Perhaps I’m revealing my middle-class, mid-west roots, but I drink a lot more beer than I do wine. By the same token, I like my cameras to have some limitations, but not quite as many as the Leica has. I regularly use 1/4000th to keep my aperture wide in bright light. I can load my Hexar one handed while walking. The auto winder means that I’m ready when Kate’s expression changes. The auto-exposure keeps me from doing dumb things like leaving the shutter at 1/8th of second. I’m convinced I make more successful photographs because of the Hexar’s enhanced features.
Lenses and Other Lenses
hexar rf, CV 35mm F1.4 SC, TriX
Yes, the Hexar RF can focus Leica lenses and Cosina lenses and Zeiss lenses too; I know because I’ve successfully used lenses from all three manufacturers. Despite that, the Hexar’s KM mount is not entirely compatible with other manufacturers lenses. For an explanation of why these two statements are not mutually exclusive, see Hands off my flange!. This also explains why the M8 can’t focus the Hexanon lenses.
hexar rf, 90mm hexanon, provia 100f

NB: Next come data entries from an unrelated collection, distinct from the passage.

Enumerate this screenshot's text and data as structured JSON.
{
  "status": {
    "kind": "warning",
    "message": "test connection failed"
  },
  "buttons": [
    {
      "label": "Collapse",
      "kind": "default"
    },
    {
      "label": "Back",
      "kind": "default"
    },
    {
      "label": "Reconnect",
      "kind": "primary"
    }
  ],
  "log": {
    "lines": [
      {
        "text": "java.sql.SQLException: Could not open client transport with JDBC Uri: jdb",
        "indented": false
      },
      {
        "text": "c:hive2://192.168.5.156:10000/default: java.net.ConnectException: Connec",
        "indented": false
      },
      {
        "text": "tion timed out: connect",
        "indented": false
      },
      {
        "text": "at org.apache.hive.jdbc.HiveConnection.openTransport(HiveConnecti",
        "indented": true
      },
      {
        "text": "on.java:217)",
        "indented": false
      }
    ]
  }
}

The Konica Hexanon lenses are excellent. The 50mm in particularly is a sleeper of a lens although prices do seem to be climbing. The 35 remains somewhat rare, but I’ve never talked to someone who didn’t love it. The 90 is grand portrait lens, although framing is a bit tricky with the Hexar’s gestural 90mm frame lines. The 28 is a 28 and nobody seems to get excited about 28mm lenses. If you never used anything other than the KM lenses, you wouldn’t be missing much, but if you do want to use that Sumilux, you can as long as you are up to the challenge of focusing a fast lens on an rangefinder. It isn’t exactly an easy task, so don’t be surprised if it takes practice.
The Future of the Rangefinder of the Future
Hexar RF, CV 35mm F1.4 SC, TriX
As of this writing the Hexar RF has been out of production for five years. Konica no longer makes cameras, having sold its camera line to Sony in the great digital shake down of the last few years. There are rumors of a Sony warehouse in Germany full of Hexar spare parts, but as far as I can tell, spare parts are nearly unobtainable. I harbor no illusions that anyone will be able to repair my Hexars. That said, I’ve been able to do little things myself. When I lost the eyepiece lens on one of mine last year, I was able to replace it with an over-sized lens purchased from an optics warehouse. I’ve also repaired a sloppy winder mode selector dial and recalibrated one of the rangefinders. Neither was too painful, but eventually something is going to break that I can’t fix. I’m betting that the shutter release button will be the first thing to go; the similar shutter release on the Hexar AF has a troubled history. The only reasonable option is to stockpile Hexar RF bodies, but prices have been going up. The last one I saw at KEH was listed at $800, I think. That’s better appreciation than a Leica, but it doesn’t bode well for my future use of Hexars. When the day comes when both mine die and no replacement is available, I probably will break down and buy that Leica, likely an M6TTL – I like the that the shutter speed dial turns the wrong way. By that time I may also be drinking more wine, so perhaps its limitations will appeal to me.